The King And I
Ferneham Hall, Fareham
Many Rogers and Hammerstein shows present history with a theatrical twist. This is true, too, of Fareham Musical Society’s latest offering – The King and I.
Based on teacher Anna Leonowens’ sojourn as a teacher to the court of Siam, it is a multi-layered story examining racism, sexism and colonialism. There’s also a debate in there on the morality of slavery, a couple of love-stories and a good slab of humour, all bound up with the sublime Hammerstein tunes and Rogers lyrics.
It’s a well-intentioned production with highs and lows. The principal low is a lack of vision and imagination in the direction. As presented here we have an almost-literal lifting of the film from screen to stage, even having the King with a Brynner-esque shaved head, although the real Rama IV had a full head of hair. Where’s the creativity? This is just reproducing someone else’s work.
That said, Graeme Clements makes an impressive and likeable king and Alexandra McLean sings Anna well.
The standout performances here come from Sue Rourke and youngster Elliott Swann as Lady Thiang and her son Prince Chululongkorn. Rourke gives an astonishing, knock-yer-socks-off performance – small and meticulous, real and genuine and truthful.

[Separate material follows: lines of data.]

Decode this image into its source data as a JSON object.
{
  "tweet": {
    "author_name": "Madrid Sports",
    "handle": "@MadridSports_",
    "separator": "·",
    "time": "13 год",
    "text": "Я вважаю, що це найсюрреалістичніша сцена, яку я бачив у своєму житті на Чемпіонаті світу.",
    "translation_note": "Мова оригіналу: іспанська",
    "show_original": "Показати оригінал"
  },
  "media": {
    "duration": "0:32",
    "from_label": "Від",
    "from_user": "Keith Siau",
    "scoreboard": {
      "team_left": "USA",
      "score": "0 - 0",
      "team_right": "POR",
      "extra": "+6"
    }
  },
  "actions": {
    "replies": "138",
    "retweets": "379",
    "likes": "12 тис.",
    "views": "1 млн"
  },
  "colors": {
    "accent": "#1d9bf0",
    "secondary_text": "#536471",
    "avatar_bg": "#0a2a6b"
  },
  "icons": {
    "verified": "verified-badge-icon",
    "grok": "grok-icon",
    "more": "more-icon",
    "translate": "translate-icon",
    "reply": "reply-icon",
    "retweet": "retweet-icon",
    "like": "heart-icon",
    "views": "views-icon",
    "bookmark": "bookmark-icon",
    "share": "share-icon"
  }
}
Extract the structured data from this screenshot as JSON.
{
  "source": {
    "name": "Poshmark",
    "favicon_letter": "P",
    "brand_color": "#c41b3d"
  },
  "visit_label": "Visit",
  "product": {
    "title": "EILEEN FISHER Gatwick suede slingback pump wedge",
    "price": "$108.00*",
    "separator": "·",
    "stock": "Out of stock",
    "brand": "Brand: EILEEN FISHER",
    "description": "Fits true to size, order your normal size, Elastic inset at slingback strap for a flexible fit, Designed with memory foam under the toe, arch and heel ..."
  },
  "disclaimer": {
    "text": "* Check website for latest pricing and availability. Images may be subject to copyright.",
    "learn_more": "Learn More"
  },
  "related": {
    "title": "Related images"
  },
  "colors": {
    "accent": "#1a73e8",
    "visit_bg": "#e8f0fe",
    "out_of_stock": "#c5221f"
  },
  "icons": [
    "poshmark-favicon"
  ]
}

But watch out for young Swann. Throughout he is practically faultless – but the last scene as his father dies, almost unnoticed, behind him and Chululongkorn becomes the new king, is enough to wet the most dry and cynical of eyes.